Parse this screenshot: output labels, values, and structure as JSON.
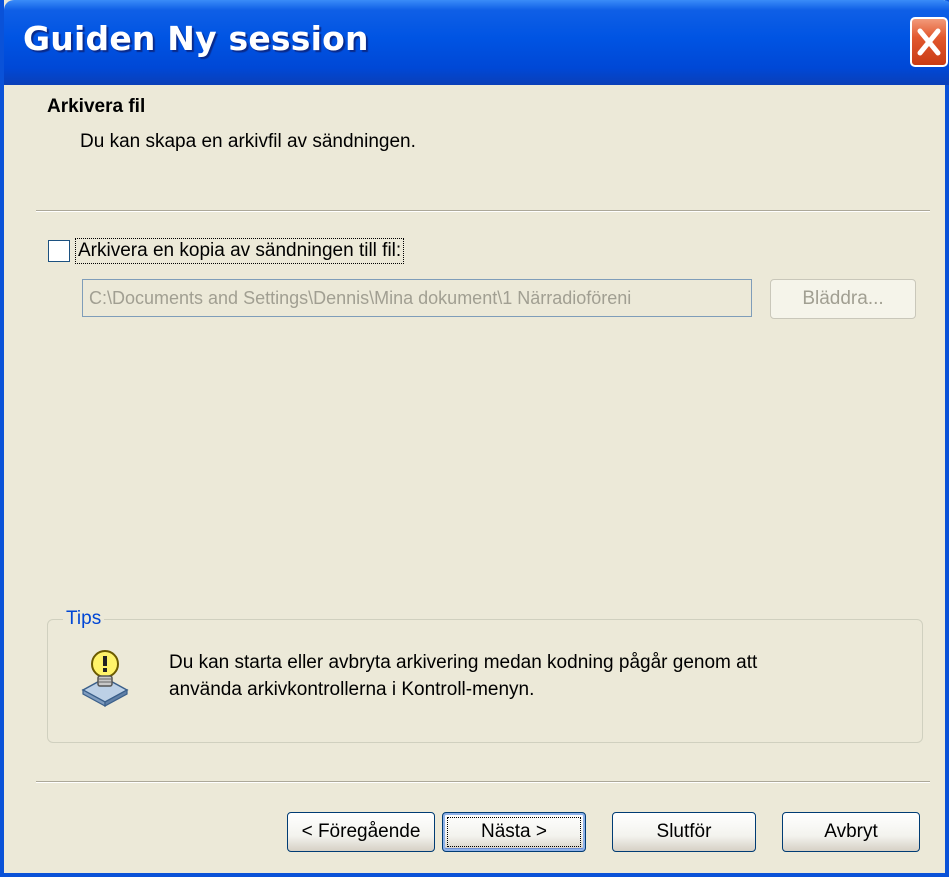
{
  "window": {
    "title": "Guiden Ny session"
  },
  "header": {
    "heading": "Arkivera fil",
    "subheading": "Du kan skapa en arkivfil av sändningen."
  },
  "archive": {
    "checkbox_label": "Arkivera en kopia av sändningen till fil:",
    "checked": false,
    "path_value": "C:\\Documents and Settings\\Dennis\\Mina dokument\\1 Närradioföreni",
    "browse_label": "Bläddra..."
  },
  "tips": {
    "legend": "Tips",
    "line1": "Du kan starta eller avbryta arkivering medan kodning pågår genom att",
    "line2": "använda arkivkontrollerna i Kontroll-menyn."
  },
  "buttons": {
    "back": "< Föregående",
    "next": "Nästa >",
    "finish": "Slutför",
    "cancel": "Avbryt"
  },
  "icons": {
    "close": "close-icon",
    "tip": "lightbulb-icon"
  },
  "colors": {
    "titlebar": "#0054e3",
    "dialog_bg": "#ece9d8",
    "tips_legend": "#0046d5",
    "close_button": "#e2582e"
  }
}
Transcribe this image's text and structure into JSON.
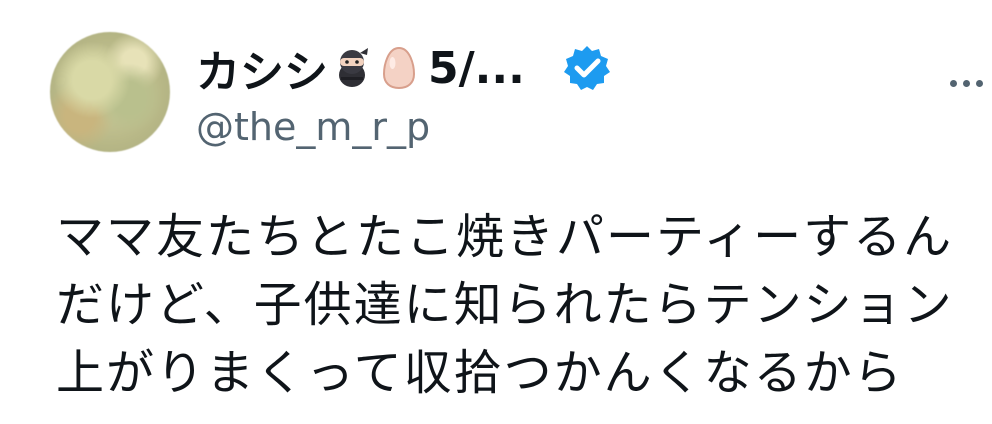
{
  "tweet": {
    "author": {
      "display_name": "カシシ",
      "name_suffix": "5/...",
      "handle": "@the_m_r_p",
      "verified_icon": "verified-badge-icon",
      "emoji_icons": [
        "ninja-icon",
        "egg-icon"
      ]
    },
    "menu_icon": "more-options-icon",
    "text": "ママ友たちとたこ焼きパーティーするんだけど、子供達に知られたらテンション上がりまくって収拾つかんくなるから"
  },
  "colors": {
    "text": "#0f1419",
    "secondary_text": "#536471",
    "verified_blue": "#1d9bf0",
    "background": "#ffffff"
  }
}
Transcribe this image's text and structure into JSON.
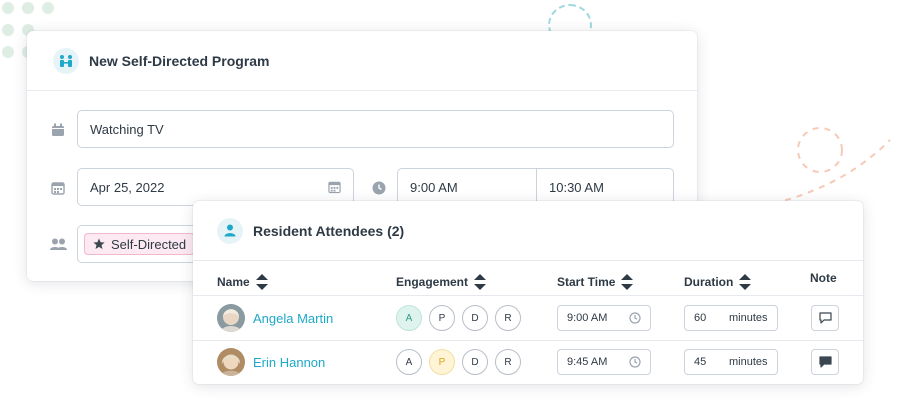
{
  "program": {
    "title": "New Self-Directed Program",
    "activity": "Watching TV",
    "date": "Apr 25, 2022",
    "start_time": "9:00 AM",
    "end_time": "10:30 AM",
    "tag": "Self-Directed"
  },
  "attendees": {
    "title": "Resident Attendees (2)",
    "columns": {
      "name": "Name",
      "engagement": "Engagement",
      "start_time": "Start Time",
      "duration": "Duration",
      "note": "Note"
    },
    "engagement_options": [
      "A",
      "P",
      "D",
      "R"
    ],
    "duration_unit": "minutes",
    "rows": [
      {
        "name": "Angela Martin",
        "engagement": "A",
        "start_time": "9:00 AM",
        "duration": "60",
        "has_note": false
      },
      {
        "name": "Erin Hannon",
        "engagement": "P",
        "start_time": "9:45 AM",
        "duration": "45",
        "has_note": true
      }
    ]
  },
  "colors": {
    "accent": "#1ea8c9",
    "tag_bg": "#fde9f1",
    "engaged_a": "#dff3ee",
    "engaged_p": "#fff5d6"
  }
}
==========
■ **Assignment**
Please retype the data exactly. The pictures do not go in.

■ **Exercise response**
Parse this screenshot: output labels, values, and structure as JSON.
{
  "window": {
    "title": "Guiden Ny session"
  },
  "header": {
    "heading": "Arkivera fil",
    "subheading": "Du kan skapa en arkivfil av sändningen."
  },
  "archive": {
    "checkbox_label": "Arkivera en kopia av sändningen till fil:",
    "checked": false,
    "path_value": "C:\\Documents and Settings\\Dennis\\Mina dokument\\1 Närradioföreni",
    "browse_label": "Bläddra..."
  },
  "tips": {
    "legend": "Tips",
    "line1": "Du kan starta eller avbryta arkivering medan kodning pågår genom att",
    "line2": "använda arkivkontrollerna i Kontroll-menyn."
  },
  "buttons": {
    "back": "< Föregående",
    "next": "Nästa >",
    "finish": "Slutför",
    "cancel": "Avbryt"
  },
  "icons": {
    "close": "close-icon",
    "tip": "lightbulb-icon"
  },
  "colors": {
    "titlebar": "#0054e3",
    "dialog_bg": "#ece9d8",
    "tips_legend": "#0046d5",
    "close_button": "#e2582e"
  }
}
Transcribe this image's text and structure into JSON.
{
  "tweet": {
    "author": {
      "display_name": "カシシ",
      "name_suffix": "5/...",
      "handle": "@the_m_r_p",
      "verified_icon": "verified-badge-icon",
      "emoji_icons": [
        "ninja-icon",
        "egg-icon"
      ]
    },
    "menu_icon": "more-options-icon",
    "text": "ママ友たちとたこ焼きパーティーするんだけど、子供達に知られたらテンション上がりまくって収拾つかんくなるから"
  },
  "colors": {
    "text": "#0f1419",
    "secondary_text": "#536471",
    "verified_blue": "#1d9bf0",
    "background": "#ffffff"
  }
}
Transcribe this image's text and structure into JSON.
{
  "program": {
    "title": "New Self-Directed Program",
    "activity": "Watching TV",
    "date": "Apr 25, 2022",
    "start_time": "9:00 AM",
    "end_time": "10:30 AM",
    "tag": "Self-Directed"
  },
  "attendees": {
    "title": "Resident Attendees (2)",
    "columns": {
      "name": "Name",
      "engagement": "Engagement",
      "start_time": "Start Time",
      "duration": "Duration",
      "note": "Note"
    },
    "engagement_options": [
      "A",
      "P",
      "D",
      "R"
    ],
    "duration_unit": "minutes",
    "rows": [
      {
        "name": "Angela Martin",
        "engagement": "A",
        "start_time": "9:00 AM",
        "duration": "60",
        "has_note": false
      },
      {
        "name": "Erin Hannon",
        "engagement": "P",
        "start_time": "9:45 AM",
        "duration": "45",
        "has_note": true
      }
    ]
  },
  "colors": {
    "accent": "#1ea8c9",
    "tag_bg": "#fde9f1",
    "engaged_a": "#dff3ee",
    "engaged_p": "#fff5d6"
  }
}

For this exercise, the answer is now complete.